(Via Continental Philosophy) A number of texts on Deleuze and by Deleuze/Deleuze-Guattari are now available online through Fark Yaralari’s blog. Of special interest to me is Christian Kerslake’s Deleuze and the Unconscious. There are so few books delving deeply and in an informed way into Deleuze’s relationship to psychoanalysis that it is nice to see someone doing such work. I am, however, perplexed to see that Kerslakefocuses so much on Jung. On the one hand, this move seems retrograde as Jung, with his collective unconscious and focus on expressivist “interpretive keys” is something of the Plato of psychoanalysis. From one end of his work to the other, Deleuze devoted his thought to overcoming the overdetermination and subordination of matter to form. This is precisely the aim of his intricate analysis of processes of individuation in the last two chapters of Difference and Repetition. Whether we’re speaking of Platonic Ideas, Kantian categories, Hegelian notions, or Jungian archetypes, the force of this critique of form remains the same. However, perhaps this is just a mistaken understanding of Jung and my view will change after reading Kerslake’s book.

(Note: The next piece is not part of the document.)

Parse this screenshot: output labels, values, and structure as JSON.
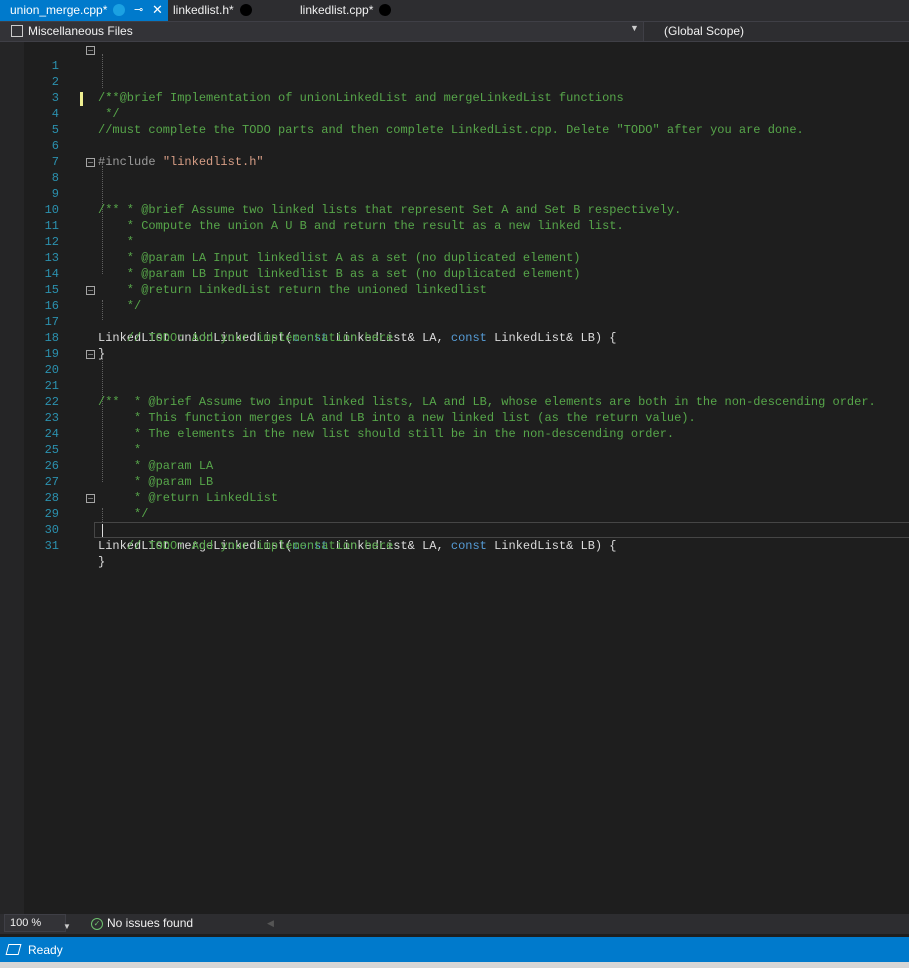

On the other hand, it seems to me that Freud and Lacan, under a highly original reading, occupy a far more central place in Deleuze’s philosophical project. Indeed, Deleuze’s critique of Freud’s Oedipus in Anti-Oedipus can actually be read as a way of bearing fidelity to Freud and what he had discovered in his early work about the mechanisms of the early work. As Deleuze and Guattari repeatedly remark in Anti-Oedipus, Freud is the Martin Luther and Adam Smith of psychiatry. Luther deterritorialized religion from the church, but reterritorialized it on scripture. Smith deterritorialized value from pre-existent needs, showing how it is humans that produce value, but reterritorialized it on private property. Freud deterritorializes desire from pre-existent needs and lack, showing how it produces its object, only to reterritorialize it on the Oedipus. Would not Jung reterritorialize the unconscious on culturally invariant archetypes? Or is this a completely spurious reading of Jung?